I have grown worn out with typing thoughts not my own, what with the tape recordings to catch up on. There were two meetings at work during the two weeks I was out of the office. I prepared for my absence by buying (from my own pocket, mind you, a recent local political debacle involving tape recordings making it inadvisable to submit a purchase order for such a thing) a Dictaphone. The nights that I was at home while the meetings were being held, I sighed with contentment: "There's a board meeting going on right now. And I am not there taking notes." Yes, but then I had to live through those meetings in real time to get the meeting minutes finished.
The notes and inspirations mentioned in that most recent post were random impressions that floated into my mind as I sat on the porch admiring a sunny afternoon. They appeared as twinkling sparks worthy of enlargement. Upon these several days' reflection I see that they, perhaps, are neither twinkling and sparky nor worthy of enlargement. But now I need to get something out there, so I can get beyond this and back into the routine of noticing what's going on in my own head.
MiMau and the Lazarus chipmunk
One late outdoors afternoon, MiMau came toward me from the tall grass. Her mouth looked funny. I squinted. She was carrying a chipmunk the size of her head. Having regained her good health she is now working at obtaining another parasite with which to endanger it. But that's what cats do: so be it. She sat in the driveway facing me, put the chipmunk down. I warmly thanked her for her good hunting skills. I thought the 'munk was dead until she patted at it with one paw, then the other. One hind leg made a feeble up-and-down motion. Ah: not dead yet then. Husband emerged from the barn and MiMau proudly stalked toward him, accepted her praise and lay down fifteen feet from her prize to bask in sunshine and her family's admiration. I went back to my book. A few minutes later, a sudden turn of MiMau's head caught the corner of my eye. Astonishment in every hair of her face, she saw the dead chipmunk roll over, get up, and run for the stone wall. She pursued, but the 'munk reached the rocks first. MiMau sat for half an hour on top of the stone wall, hyperattentively listening, but the 'munk had gone deep. I feel as if everybody won that one.
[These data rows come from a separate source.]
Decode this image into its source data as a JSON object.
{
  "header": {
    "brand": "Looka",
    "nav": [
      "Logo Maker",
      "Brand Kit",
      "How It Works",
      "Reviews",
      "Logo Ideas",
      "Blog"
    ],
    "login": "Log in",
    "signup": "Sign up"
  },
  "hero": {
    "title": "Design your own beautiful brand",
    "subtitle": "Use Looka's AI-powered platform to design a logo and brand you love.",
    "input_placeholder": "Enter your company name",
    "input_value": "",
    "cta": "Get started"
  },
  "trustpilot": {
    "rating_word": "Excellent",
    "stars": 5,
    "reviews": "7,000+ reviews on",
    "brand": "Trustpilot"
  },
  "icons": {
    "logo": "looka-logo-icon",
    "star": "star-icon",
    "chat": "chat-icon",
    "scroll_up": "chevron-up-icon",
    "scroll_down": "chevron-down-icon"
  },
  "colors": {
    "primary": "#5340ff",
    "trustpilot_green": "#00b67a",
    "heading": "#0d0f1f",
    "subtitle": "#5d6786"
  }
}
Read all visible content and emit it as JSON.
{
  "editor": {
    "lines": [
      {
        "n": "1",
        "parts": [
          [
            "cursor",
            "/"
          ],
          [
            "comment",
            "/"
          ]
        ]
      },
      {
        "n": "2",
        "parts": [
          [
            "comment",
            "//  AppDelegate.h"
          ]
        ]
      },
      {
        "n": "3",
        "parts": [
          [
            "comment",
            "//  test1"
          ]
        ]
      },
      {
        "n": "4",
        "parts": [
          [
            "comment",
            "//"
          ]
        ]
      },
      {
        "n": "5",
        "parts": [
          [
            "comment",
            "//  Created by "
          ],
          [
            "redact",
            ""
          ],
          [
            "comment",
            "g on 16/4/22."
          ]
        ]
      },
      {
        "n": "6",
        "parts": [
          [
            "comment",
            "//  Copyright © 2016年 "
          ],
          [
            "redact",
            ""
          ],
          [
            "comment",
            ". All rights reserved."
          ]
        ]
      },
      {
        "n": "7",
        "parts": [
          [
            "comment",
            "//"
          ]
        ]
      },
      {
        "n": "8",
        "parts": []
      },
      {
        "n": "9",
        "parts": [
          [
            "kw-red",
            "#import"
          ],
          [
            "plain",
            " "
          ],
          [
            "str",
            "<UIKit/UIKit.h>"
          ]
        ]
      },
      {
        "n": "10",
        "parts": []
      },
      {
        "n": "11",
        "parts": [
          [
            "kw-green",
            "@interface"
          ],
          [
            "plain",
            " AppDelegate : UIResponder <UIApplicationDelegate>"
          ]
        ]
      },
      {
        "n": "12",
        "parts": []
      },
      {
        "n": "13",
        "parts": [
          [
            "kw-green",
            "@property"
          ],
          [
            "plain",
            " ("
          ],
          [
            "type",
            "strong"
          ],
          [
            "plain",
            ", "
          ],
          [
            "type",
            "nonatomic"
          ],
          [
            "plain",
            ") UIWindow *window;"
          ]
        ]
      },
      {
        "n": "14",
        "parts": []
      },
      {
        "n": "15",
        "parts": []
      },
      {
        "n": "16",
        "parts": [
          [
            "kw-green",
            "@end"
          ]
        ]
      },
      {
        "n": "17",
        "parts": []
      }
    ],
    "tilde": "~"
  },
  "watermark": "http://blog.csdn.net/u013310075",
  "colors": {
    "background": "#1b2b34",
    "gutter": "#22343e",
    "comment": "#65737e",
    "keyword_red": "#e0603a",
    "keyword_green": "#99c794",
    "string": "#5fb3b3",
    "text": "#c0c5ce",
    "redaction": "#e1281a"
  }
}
I recently read Jean Harris' Five Quarters of the Orange.
It's set on the Loire in the late 1930s and there are frequent mentions of eels. It reminded me of my father-in-law's story about watching a farm wife he had known beheading eels: "Hold still! I'm only gonna kill ya!" He would laugh as he told the story, laugh so hard he could barely speak.
I have heard that beheaded eels writhe and flop and bang inside freezers for hours and hours when any other creature would have accepted its demise.
All of it horrifies me.
The story reminded me of many things, not many of them pleasant. I thought it was a darkish, but intensely absorbing, book.
I am, at last, past the stage of having to wear the chest girdle, for which I thank the stars above, my Higher Power, all things great and small, Jesus, Mary, Joseph and all saints 'round. A fact of which many of you will be blissfully unaware: Wearing a girdle on one's chest is even less comfortable than wearing a girdle on one's abdomen.
Nothing, however is bad or good, but thinking makes it so. The fine thing about the chest girdle was that, using my mirror that showed me only my upper body, I appeared thin as an eight-year-old.
I always thought that a woman never looked fat unless her stomach stuck out past her chest. I'm in trouble there now. But if I never again look in a full-length mirror, I'll be a happy woman.
Language: Some people can't say "sausage."
This is one of those memories from my waitress days.
Canadians always asked for pizza "all dress," ate heartily (and tipped penuriously). I always loved it when Canadians asked for olives noir, because I was the only waitress who knew what that was. Some Canadians asked for sah'-oo-saj'.
"Sausage" was problematic for several ethnic groups; more often than not some people-from-down-in-the-heart-of-the-city asked for shaw'sheej. So much work of jaws and lips for two seemingly simple syllables.
I understand that Asian-speaking people have no "l" (or is it "r" sound?) and therefore cannot hear the difference. That's why there are jokes about the interchanging of those sounds when they learn English, for which they have my utmost admiration, as a second language.
It has to do with synapses.
I have mentioned previously that I like sparkly things, things that dazzle me with color. If I can get both characteristics in one item, I am (see above) A Happy Woman. Imagine my delight, then, at having won this shiny colorful item on eBay:
Look. I know it's crap, but it didn't cost four dollars. And it's pretty. Goes with everything. Reminds me of sunrises and sunsets and the iridescent insides of shells, and just thinking about it lifts my spirits. I figure this giving in to low-class highly-colored jewelry is one of the rights I have gained by having reached . . . let's call it Late Middle Age. It's my right and I'm going to enjoy it. And enjoy it I do.
Here's a question, a poll, if you like:
Dare I wear that bracelet with this blouse?
I vote yes!